ACTION ITEM — Reproduce the entire listing exactly as written, apart from its pictures.

RECORDS PROVIDED —
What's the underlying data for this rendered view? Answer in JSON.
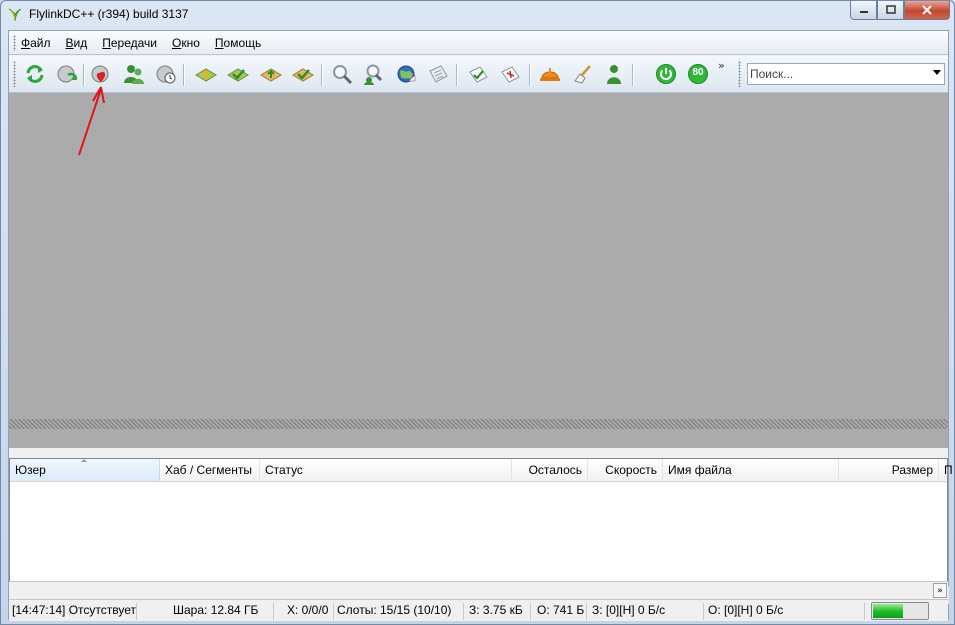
{
  "window": {
    "title": "FlylinkDC++ (r394) build 3137"
  },
  "menu": {
    "items": [
      {
        "label": "Файл",
        "accel": "Ф",
        "rest": "айл"
      },
      {
        "label": "Вид",
        "accel": "В",
        "rest": "ид"
      },
      {
        "label": "Передачи",
        "accel": "П",
        "rest": "ередачи"
      },
      {
        "label": "Окно",
        "accel": "О",
        "rest": "кно"
      },
      {
        "label": "Помощь",
        "accel": "П",
        "rest": "омощь"
      }
    ]
  },
  "toolbar": {
    "icons": [
      "reconnect-icon",
      "follow-redirect-icon",
      "favorite-hubs-icon",
      "favorite-users-icon",
      "recent-hubs-icon",
      "download-queue-icon",
      "finished-downloads-icon",
      "upload-queue-icon",
      "finished-uploads-icon",
      "search-icon",
      "search-spy-icon",
      "network-stats-icon",
      "notepad-icon",
      "adl-search-icon",
      "cdm-debug-icon",
      "settings-icon",
      "clear-icon",
      "away-icon",
      "speed-limit-icon",
      "slots-80-icon"
    ],
    "slots_badge": "80",
    "chevron": "»"
  },
  "search": {
    "placeholder": "Поиск..."
  },
  "transfers": {
    "columns": [
      "Юзер",
      "Хаб / Сегменты",
      "Статус",
      "Осталось",
      "Скорость",
      "Имя файла",
      "Размер",
      "П"
    ],
    "sorted_column": "Юзер"
  },
  "statusbar": {
    "log": "[14:47:14] Отсутствует",
    "share": "Шара: 12.84 ГБ",
    "hubs": "X: 0/0/0",
    "slots": "Слоты: 15/15 (10/10)",
    "downloaded": "З: 3.75 кБ",
    "uploaded": "О: 741 Б",
    "down_speed": "З: [0][Н] 0 Б/с",
    "up_speed": "О: [0][Н] 0 Б/с",
    "traffic_level": 0.55
  },
  "colors": {
    "mdi_background": "#ababab",
    "annotation_arrow": "#e0141e",
    "speed_green": "#1fbf2b"
  }
}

ANSWER TO THIS EXERCISE —
What's the underlying data for this rendered view? Answer in JSON.
{
  "window": {
    "title": "FlylinkDC++ (r394) build 3137"
  },
  "menu": {
    "items": [
      {
        "label": "Файл",
        "accel": "Ф",
        "rest": "айл"
      },
      {
        "label": "Вид",
        "accel": "В",
        "rest": "ид"
      },
      {
        "label": "Передачи",
        "accel": "П",
        "rest": "ередачи"
      },
      {
        "label": "Окно",
        "accel": "О",
        "rest": "кно"
      },
      {
        "label": "Помощь",
        "accel": "П",
        "rest": "омощь"
      }
    ]
  },
  "toolbar": {
    "icons": [
      "reconnect-icon",
      "follow-redirect-icon",
      "favorite-hubs-icon",
      "favorite-users-icon",
      "recent-hubs-icon",
      "download-queue-icon",
      "finished-downloads-icon",
      "upload-queue-icon",
      "finished-uploads-icon",
      "search-icon",
      "search-spy-icon",
      "network-stats-icon",
      "notepad-icon",
      "adl-search-icon",
      "cdm-debug-icon",
      "settings-icon",
      "clear-icon",
      "away-icon",
      "speed-limit-icon",
      "slots-80-icon"
    ],
    "slots_badge": "80",
    "chevron": "»"
  },
  "search": {
    "placeholder": "Поиск..."
  },
  "transfers": {
    "columns": [
      "Юзер",
      "Хаб / Сегменты",
      "Статус",
      "Осталось",
      "Скорость",
      "Имя файла",
      "Размер",
      "П"
    ],
    "sorted_column": "Юзер"
  },
  "statusbar": {
    "log": "[14:47:14] Отсутствует",
    "share": "Шара: 12.84 ГБ",
    "hubs": "X: 0/0/0",
    "slots": "Слоты: 15/15 (10/10)",
    "downloaded": "З: 3.75 кБ",
    "uploaded": "О: 741 Б",
    "down_speed": "З: [0][Н] 0 Б/с",
    "up_speed": "О: [0][Н] 0 Б/с",
    "traffic_level": 0.55
  },
  "colors": {
    "mdi_background": "#ababab",
    "annotation_arrow": "#e0141e",
    "speed_green": "#1fbf2b"
  }
}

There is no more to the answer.